Hey there, time traveller!
This article was published 20/7/2014 (770 days ago), so information in it may no longer be current.
IT was a solemn ceremony of song and prayer, and the sadness was evident in the voices of all who attended a memorial service for the victims of the Malaysia Airlines Flight MH17.
About 150 members of the Winnipeg Ukrainian Catholic community gathered Sunday evening at St. Joseph's Ukrainian Catholic Church on Jefferson Avenue to sing and pray for the victims of the crash.
The plane was shot down by a missile over eastern Ukraine on Thursday, killing all 298 people on board. Most of the passengers were from the Netherlands, but there was also one Canadian on board.
Most of the ceremony was spent in song, as priests from many Ukrainian churches, including His Grace Most Reverend Lawrence Huculak, archbishop of the Winnipeg Archeparchy., offered up prayers in Ukrainian and English for those who had died in the crash.
The service was one of many held in Ukrainian churches across North America, said Rev. Msgr. Michael Buyachok, rector of the Ukrainian Catholic Metropolitan Cathedral of Sts. Vladimir and Olga on McGregor Street.
"The aim is simply to pray for the deceased, to pray for their families, to give support, because it's not only loss of lives of these people, but the tragedy that the families are going to experience," Buyachok said.
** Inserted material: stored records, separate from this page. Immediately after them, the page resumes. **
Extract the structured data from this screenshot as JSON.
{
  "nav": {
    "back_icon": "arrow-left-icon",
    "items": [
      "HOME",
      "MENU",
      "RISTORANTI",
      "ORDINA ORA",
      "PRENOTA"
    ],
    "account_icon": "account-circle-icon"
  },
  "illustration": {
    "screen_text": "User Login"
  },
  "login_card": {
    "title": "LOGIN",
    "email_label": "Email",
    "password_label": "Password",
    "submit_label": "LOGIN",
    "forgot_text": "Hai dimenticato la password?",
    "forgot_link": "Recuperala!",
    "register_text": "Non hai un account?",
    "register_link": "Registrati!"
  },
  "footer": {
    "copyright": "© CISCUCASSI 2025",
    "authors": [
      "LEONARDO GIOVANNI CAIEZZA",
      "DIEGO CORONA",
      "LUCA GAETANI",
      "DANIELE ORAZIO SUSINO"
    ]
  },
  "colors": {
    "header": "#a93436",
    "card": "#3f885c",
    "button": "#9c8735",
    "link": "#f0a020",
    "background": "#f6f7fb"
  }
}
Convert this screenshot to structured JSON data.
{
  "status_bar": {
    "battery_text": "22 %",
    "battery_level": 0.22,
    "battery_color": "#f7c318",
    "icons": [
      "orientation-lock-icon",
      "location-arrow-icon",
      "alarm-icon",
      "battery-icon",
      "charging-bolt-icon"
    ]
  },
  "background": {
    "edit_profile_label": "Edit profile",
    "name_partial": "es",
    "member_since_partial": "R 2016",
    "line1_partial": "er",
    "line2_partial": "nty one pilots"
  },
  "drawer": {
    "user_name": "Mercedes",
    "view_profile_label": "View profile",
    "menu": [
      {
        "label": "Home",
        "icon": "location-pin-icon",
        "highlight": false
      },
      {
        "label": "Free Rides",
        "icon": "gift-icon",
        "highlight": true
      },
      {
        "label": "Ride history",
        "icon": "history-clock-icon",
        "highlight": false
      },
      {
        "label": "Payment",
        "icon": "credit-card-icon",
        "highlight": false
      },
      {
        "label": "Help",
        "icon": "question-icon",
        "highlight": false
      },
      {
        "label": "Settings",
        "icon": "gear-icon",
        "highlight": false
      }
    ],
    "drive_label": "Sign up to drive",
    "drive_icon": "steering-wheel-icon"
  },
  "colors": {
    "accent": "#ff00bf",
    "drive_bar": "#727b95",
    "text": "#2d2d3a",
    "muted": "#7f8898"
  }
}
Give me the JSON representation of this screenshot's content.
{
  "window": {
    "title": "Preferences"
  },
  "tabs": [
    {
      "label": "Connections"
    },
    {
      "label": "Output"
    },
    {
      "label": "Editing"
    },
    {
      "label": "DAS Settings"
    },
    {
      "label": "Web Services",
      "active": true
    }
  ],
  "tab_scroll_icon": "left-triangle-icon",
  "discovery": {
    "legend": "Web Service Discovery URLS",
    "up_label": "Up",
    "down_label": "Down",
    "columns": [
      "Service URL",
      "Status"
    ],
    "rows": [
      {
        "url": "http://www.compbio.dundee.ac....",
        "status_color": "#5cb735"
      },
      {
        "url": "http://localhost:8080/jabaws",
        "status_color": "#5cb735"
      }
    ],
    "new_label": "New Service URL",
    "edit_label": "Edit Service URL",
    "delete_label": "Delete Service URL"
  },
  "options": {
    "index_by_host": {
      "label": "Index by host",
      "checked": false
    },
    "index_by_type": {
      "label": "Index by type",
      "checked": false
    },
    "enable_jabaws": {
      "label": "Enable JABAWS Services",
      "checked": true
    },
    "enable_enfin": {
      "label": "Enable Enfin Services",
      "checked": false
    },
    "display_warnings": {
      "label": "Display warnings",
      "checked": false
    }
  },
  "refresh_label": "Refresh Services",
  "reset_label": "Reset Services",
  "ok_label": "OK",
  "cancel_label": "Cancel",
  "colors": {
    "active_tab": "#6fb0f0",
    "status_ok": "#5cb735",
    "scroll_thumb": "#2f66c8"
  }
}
The disaster was the latest in a difficult year for the Ukrainian community, Buyachok said. The annexation of the Crimean peninsula by Russia, as well as prolonged fighting and insurgency in the Donetsk region and other parts of eastern Ukraine, have all taken their toll on Ukrainians in Winnipeg. The crash, though it didn't kill any Ukrainians, has stoked the fire of a tense and uncertain political situation in the country.
"(The crash) having occurred in that part of the country is even more tragic because of the uncertainty and instability," Buyachok said.
Sister Emily Schietzsch of the Sister Servants of Mary Immaculate, who were also at the service, said the crash brought the situation in Ukraine to the forefront again in a very noticeable way.
"It made it more real. One more thing in a chain of events. It was very quiet for a time, and I continued to pray every day for the situation in Ukraine... but there wasn't enough of a disaster for the world to react on a large scale," Schietzsch said.
Schietzsch said the crash effectively brought the problems in eastern Ukraine to the rest of the world.
"It unites the people as a global community. Whatever nationality you are, now it's not just a Ukrainian problem," she said.
Many of those attending did not mince words in their contempt for Russia in its role in eastern Ukraine. The area from which the missile was shot is controlled by pro-Russian separatists, and the Ukrainians at the service indicated their belief the Russian government was affiliated with those forces.
Buyachok said many people are angry, both at the loss of lives and at the continuing situation in Ukraine, but as Christians they need to go beyond anger.
"Anger is a common emotion, but we need to also, as Christians, extend forgiveness," he said.